(Dataset rows describing interfaces)
▼

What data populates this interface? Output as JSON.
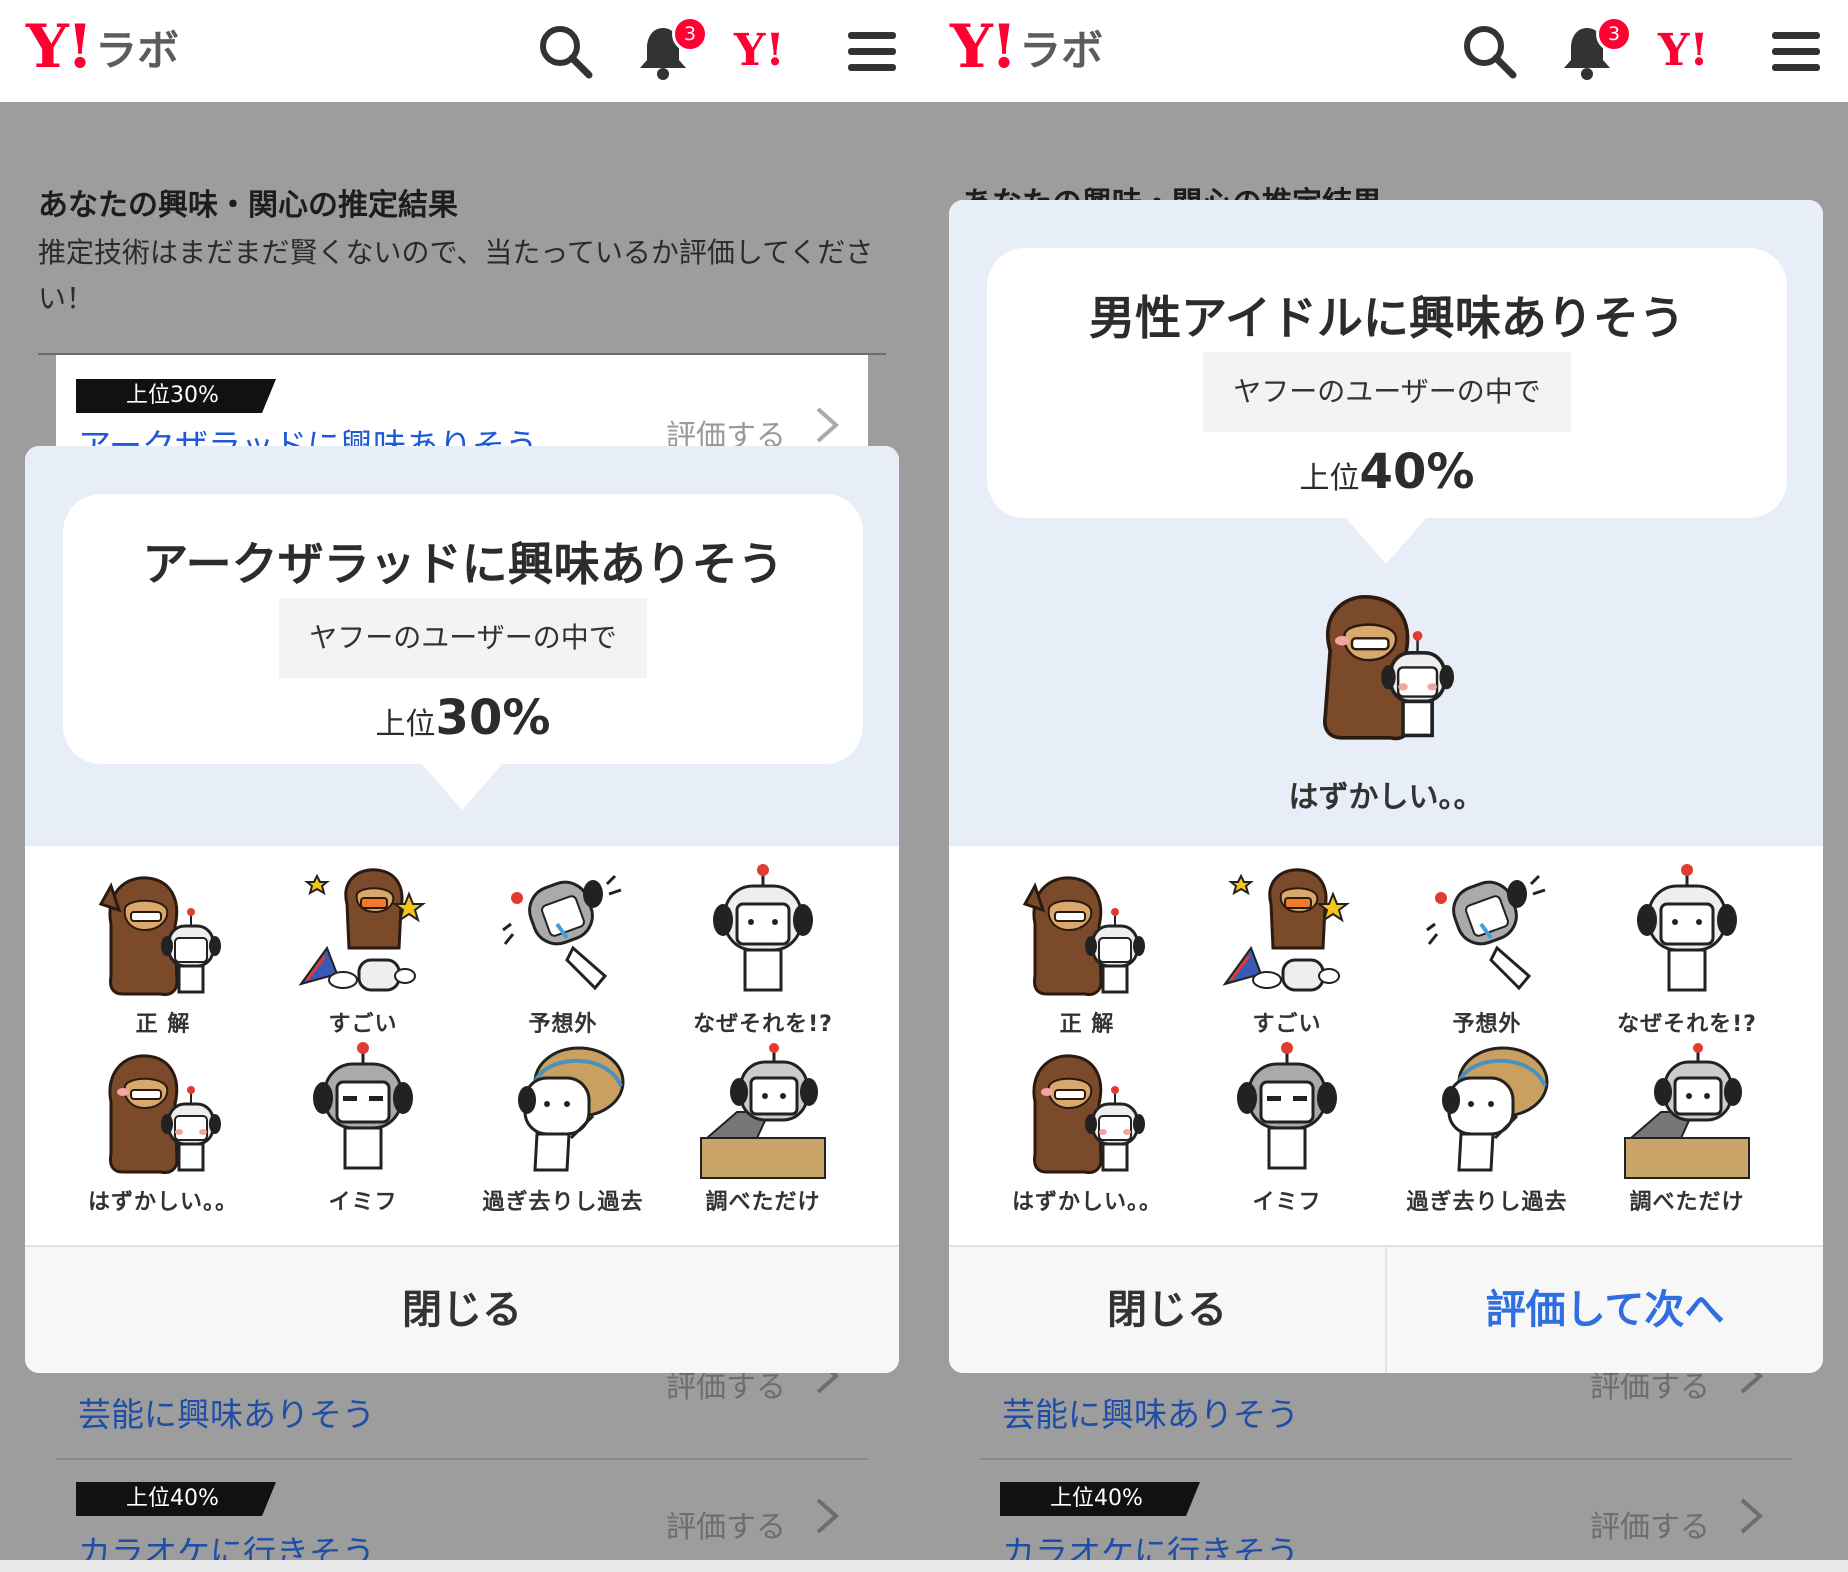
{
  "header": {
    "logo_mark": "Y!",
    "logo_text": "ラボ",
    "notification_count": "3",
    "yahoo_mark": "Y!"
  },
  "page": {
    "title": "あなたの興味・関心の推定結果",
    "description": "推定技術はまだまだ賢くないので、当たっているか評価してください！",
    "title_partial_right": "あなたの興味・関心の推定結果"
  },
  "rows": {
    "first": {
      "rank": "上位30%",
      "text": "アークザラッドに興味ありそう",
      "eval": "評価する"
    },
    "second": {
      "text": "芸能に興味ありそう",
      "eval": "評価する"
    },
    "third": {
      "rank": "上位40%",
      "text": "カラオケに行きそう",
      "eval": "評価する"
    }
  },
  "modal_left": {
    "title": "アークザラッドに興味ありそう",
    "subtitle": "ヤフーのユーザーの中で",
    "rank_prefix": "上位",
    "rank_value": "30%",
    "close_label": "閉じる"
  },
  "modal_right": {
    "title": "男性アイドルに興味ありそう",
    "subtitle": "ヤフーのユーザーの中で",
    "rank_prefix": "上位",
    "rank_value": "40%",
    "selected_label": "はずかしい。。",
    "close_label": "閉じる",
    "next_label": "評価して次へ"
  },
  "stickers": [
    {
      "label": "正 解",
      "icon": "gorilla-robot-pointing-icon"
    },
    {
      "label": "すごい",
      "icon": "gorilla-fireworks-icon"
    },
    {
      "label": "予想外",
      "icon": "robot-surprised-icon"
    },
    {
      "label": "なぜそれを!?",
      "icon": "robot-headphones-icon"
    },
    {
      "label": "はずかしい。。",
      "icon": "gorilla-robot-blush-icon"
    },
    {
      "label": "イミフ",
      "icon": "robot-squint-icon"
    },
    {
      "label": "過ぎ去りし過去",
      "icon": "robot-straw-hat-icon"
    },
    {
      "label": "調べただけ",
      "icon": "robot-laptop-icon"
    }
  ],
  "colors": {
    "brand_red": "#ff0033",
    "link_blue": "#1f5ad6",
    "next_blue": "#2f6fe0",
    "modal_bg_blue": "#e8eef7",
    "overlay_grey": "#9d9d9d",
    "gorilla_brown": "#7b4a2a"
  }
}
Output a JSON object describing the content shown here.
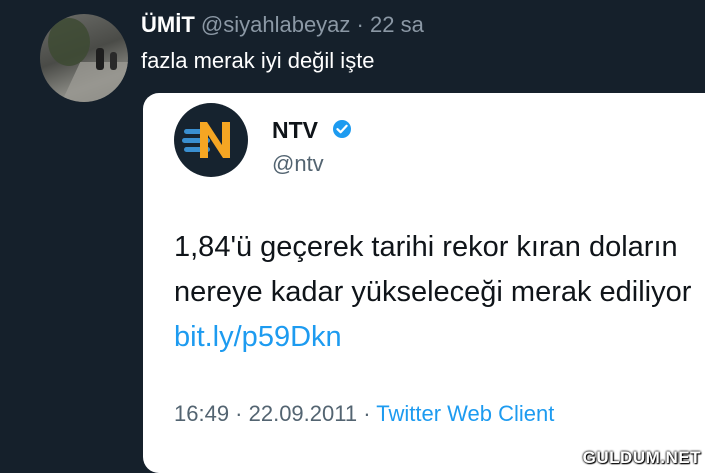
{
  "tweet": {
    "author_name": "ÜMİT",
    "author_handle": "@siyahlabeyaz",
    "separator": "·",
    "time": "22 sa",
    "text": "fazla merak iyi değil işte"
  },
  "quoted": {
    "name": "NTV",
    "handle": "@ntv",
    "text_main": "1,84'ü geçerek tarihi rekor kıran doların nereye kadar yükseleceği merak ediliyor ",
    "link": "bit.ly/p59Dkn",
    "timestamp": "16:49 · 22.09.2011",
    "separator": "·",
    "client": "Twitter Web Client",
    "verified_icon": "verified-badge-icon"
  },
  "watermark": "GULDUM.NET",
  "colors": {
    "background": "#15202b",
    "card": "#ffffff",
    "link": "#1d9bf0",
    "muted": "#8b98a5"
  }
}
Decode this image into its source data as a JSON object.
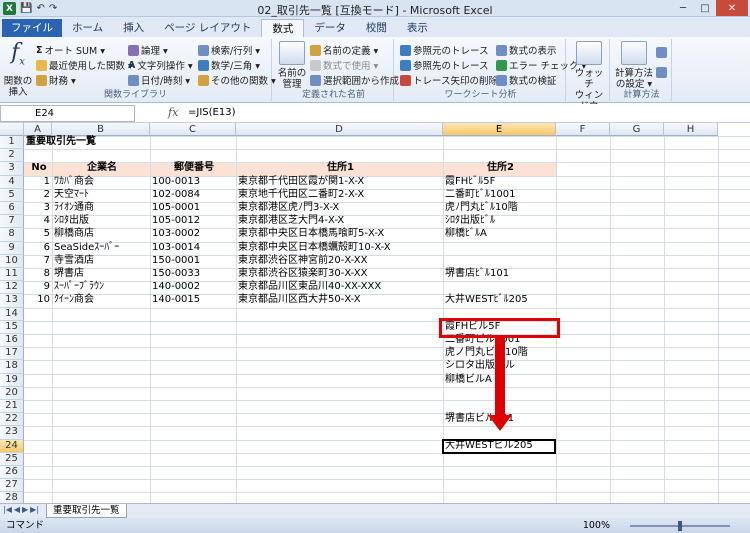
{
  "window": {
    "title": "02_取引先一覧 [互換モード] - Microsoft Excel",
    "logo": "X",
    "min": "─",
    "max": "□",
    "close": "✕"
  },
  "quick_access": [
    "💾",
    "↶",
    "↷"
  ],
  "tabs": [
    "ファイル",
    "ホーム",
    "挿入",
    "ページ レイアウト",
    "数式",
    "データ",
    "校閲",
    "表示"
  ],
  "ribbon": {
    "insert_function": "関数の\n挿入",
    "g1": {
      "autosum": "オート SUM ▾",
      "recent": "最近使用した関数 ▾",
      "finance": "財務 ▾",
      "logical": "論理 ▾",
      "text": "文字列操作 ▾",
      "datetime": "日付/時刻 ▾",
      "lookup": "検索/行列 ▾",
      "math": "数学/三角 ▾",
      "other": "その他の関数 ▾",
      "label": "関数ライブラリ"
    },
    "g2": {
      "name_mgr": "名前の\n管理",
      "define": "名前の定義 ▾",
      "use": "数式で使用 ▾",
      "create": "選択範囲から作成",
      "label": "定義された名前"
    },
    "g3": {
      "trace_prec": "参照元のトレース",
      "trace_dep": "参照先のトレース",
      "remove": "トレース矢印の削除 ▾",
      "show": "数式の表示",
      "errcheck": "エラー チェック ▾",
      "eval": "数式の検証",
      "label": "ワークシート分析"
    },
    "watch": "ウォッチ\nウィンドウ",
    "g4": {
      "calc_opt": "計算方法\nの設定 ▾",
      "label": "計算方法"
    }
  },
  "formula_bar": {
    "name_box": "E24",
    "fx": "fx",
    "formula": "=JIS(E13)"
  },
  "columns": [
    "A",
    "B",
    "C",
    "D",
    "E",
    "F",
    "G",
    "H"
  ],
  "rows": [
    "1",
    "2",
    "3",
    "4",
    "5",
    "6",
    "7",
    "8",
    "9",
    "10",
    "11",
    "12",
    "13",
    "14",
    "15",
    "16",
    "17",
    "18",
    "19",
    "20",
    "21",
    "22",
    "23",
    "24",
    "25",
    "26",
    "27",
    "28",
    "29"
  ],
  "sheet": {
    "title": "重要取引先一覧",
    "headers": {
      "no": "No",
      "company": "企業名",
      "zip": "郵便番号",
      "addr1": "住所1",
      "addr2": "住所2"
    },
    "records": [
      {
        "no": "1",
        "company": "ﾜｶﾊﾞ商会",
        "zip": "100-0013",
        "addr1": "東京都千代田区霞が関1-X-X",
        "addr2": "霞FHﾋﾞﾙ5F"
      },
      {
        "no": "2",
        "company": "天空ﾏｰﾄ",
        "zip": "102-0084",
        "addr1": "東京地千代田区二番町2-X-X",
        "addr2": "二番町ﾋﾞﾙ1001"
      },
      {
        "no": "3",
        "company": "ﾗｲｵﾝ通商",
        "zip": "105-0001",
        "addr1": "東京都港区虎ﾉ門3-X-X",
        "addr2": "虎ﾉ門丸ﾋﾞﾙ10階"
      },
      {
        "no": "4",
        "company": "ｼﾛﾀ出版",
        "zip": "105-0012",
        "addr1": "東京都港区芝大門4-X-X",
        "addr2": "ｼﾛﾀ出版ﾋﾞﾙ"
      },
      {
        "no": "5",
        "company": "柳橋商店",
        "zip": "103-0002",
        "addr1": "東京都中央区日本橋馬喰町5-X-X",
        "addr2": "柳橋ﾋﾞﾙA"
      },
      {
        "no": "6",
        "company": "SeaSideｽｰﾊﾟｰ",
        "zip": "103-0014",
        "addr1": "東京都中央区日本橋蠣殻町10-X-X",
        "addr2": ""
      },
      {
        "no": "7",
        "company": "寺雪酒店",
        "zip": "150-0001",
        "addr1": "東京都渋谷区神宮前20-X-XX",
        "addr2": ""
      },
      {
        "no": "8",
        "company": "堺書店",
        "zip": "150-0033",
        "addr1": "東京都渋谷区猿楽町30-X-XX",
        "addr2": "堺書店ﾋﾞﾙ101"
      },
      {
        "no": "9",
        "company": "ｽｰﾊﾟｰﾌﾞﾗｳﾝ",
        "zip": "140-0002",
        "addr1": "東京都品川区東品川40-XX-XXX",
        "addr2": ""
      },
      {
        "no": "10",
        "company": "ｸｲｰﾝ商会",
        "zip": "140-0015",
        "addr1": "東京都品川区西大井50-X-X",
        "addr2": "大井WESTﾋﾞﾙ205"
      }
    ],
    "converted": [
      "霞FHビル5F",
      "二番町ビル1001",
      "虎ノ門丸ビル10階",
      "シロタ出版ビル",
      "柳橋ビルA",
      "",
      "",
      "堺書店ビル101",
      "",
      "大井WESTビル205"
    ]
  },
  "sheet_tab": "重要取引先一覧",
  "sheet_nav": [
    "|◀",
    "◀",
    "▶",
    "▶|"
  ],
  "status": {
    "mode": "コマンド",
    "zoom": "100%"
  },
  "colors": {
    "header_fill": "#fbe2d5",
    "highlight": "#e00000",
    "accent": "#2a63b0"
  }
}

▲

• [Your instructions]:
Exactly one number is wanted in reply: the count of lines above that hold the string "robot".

• [Result of the exercise]:
7